▶ What you need to do
Return every line of the data below that includes the string "decimal".

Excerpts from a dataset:
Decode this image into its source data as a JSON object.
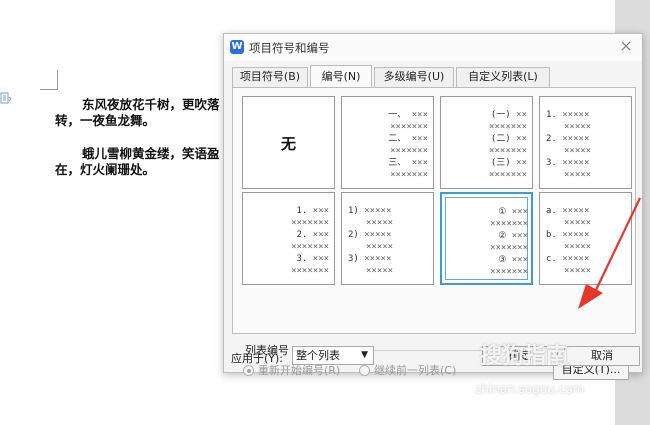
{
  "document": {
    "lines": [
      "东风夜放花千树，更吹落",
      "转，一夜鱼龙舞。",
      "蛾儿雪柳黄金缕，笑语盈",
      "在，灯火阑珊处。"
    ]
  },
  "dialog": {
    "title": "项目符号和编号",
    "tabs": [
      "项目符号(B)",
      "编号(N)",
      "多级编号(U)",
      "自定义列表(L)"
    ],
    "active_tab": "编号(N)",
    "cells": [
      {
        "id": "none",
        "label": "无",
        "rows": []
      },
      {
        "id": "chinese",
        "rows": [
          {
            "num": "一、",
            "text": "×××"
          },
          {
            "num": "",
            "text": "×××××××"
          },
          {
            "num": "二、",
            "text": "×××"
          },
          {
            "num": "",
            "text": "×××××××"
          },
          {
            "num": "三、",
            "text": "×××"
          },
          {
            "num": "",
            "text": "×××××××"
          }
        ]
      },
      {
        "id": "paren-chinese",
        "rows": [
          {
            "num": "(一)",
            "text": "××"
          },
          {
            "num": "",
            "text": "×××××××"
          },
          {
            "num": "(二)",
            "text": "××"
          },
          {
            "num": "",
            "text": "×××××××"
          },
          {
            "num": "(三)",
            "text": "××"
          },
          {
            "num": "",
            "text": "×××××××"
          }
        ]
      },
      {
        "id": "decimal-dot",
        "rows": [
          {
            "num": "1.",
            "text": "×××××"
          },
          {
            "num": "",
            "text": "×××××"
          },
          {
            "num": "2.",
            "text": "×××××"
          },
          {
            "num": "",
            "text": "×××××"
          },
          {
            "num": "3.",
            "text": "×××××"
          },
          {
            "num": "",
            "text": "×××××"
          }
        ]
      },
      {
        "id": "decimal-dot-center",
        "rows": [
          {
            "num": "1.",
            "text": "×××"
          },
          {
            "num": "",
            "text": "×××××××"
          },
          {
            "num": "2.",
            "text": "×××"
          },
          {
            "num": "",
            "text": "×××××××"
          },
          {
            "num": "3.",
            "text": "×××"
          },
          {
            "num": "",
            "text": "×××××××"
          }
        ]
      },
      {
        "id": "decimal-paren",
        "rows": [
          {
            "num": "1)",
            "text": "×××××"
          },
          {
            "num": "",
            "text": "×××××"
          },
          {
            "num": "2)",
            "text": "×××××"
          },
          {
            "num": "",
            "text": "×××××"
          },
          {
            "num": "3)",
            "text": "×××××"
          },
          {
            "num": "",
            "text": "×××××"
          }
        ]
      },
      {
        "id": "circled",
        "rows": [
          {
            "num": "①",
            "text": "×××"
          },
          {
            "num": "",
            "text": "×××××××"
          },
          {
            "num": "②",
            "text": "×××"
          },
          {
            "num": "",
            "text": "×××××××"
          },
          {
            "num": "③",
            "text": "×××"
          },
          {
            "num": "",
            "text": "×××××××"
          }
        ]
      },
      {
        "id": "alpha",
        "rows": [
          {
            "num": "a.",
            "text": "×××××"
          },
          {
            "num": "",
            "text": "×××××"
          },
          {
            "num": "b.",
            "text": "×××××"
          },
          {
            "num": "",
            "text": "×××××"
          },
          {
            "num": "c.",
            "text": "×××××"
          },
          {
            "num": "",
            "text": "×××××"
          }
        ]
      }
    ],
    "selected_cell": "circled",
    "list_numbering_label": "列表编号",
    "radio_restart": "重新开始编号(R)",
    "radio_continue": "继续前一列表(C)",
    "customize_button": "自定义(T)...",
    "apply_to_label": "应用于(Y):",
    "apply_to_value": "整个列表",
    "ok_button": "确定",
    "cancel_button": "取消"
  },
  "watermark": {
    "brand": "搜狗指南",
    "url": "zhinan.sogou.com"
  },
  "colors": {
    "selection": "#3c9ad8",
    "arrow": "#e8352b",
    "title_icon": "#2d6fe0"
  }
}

▶ Reply to the task
        "id": "decimal-dot",
        "id": "decimal-dot-center",
        "id": "decimal-paren",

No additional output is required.